What is needed
Would it be possible to write out each entry below exactly, without the pictures?

═══

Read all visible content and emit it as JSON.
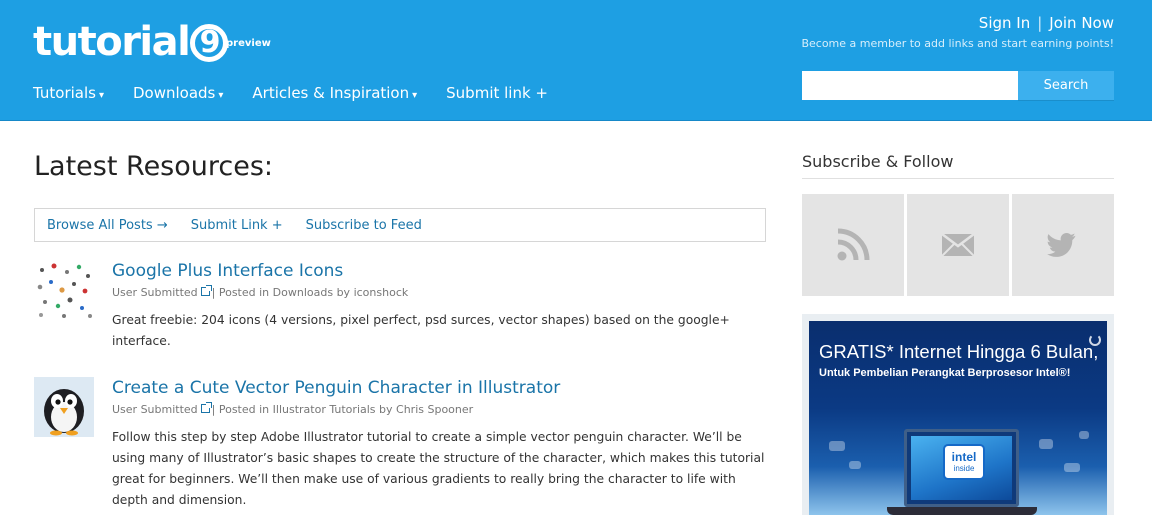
{
  "header": {
    "logo_text": "tutorial",
    "logo_nine": "9",
    "logo_badge": "preview",
    "nav": [
      {
        "label": "Tutorials",
        "caret": "▾"
      },
      {
        "label": "Downloads",
        "caret": "▾"
      },
      {
        "label": "Articles & Inspiration",
        "caret": "▾"
      },
      {
        "label": "Submit link +",
        "caret": ""
      }
    ],
    "sign_in": "Sign In",
    "separator": "|",
    "join_now": "Join Now",
    "tagline": "Become a member to add links and start earning points!",
    "search": {
      "placeholder": "",
      "value": "",
      "button_label": "Search"
    }
  },
  "main": {
    "title": "Latest Resources:",
    "filters": [
      "Browse All Posts →",
      "Submit Link +",
      "Subscribe to Feed"
    ],
    "posts": [
      {
        "title": "Google Plus Interface Icons",
        "submitted": "User Submitted",
        "posted_in_prefix": "| Posted in ",
        "category": "Downloads",
        "by": " by ",
        "author": "iconshock",
        "excerpt": "Great freebie: 204 icons (4 versions, pixel perfect, psd surces, vector shapes) based on the google+ interface."
      },
      {
        "title": "Create a Cute Vector Penguin Character in Illustrator",
        "submitted": "User Submitted",
        "posted_in_prefix": "| Posted in ",
        "category": "Illustrator Tutorials",
        "by": " by ",
        "author": "Chris Spooner",
        "excerpt": "Follow this step by step Adobe Illustrator tutorial to create a simple vector penguin character. We’ll be using many of Illustrator’s basic shapes to create the structure of the character, which makes this tutorial great for beginners. We’ll then make use of various gradients to really bring the character to life with depth and dimension."
      }
    ]
  },
  "sidebar": {
    "title": "Subscribe & Follow",
    "social": [
      "rss-icon",
      "email-icon",
      "twitter-bird-icon"
    ],
    "ad": {
      "headline": "GRATIS* Internet Hingga 6 Bulan,",
      "subline": "Untuk Pembelian Perangkat Berprosesor Intel®!",
      "intel_word": "intel",
      "intel_inside": "inside"
    }
  },
  "colors": {
    "header_bg": "#1e9fe3",
    "link": "#1a74a8",
    "tile_bg": "#e4e4e4",
    "tile_icon": "#b4b4b4"
  }
}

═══

Written response
Read all visible content and emit it as JSON.
{
  "header": {
    "logo_text": "tutorial",
    "logo_nine": "9",
    "logo_badge": "preview",
    "nav": [
      {
        "label": "Tutorials",
        "caret": "▾"
      },
      {
        "label": "Downloads",
        "caret": "▾"
      },
      {
        "label": "Articles & Inspiration",
        "caret": "▾"
      },
      {
        "label": "Submit link +",
        "caret": ""
      }
    ],
    "sign_in": "Sign In",
    "separator": "|",
    "join_now": "Join Now",
    "tagline": "Become a member to add links and start earning points!",
    "search": {
      "placeholder": "",
      "value": "",
      "button_label": "Search"
    }
  },
  "main": {
    "title": "Latest Resources:",
    "filters": [
      "Browse All Posts →",
      "Submit Link +",
      "Subscribe to Feed"
    ],
    "posts": [
      {
        "title": "Google Plus Interface Icons",
        "submitted": "User Submitted",
        "posted_in_prefix": "| Posted in ",
        "category": "Downloads",
        "by": " by ",
        "author": "iconshock",
        "excerpt": "Great freebie: 204 icons (4 versions, pixel perfect, psd surces, vector shapes) based on the google+ interface."
      },
      {
        "title": "Create a Cute Vector Penguin Character in Illustrator",
        "submitted": "User Submitted",
        "posted_in_prefix": "| Posted in ",
        "category": "Illustrator Tutorials",
        "by": " by ",
        "author": "Chris Spooner",
        "excerpt": "Follow this step by step Adobe Illustrator tutorial to create a simple vector penguin character. We’ll be using many of Illustrator’s basic shapes to create the structure of the character, which makes this tutorial great for beginners. We’ll then make use of various gradients to really bring the character to life with depth and dimension."
      }
    ]
  },
  "sidebar": {
    "title": "Subscribe & Follow",
    "social": [
      "rss-icon",
      "email-icon",
      "twitter-bird-icon"
    ],
    "ad": {
      "headline": "GRATIS* Internet Hingga 6 Bulan,",
      "subline": "Untuk Pembelian Perangkat Berprosesor Intel®!",
      "intel_word": "intel",
      "intel_inside": "inside"
    }
  },
  "colors": {
    "header_bg": "#1e9fe3",
    "link": "#1a74a8",
    "tile_bg": "#e4e4e4",
    "tile_icon": "#b4b4b4"
  }
}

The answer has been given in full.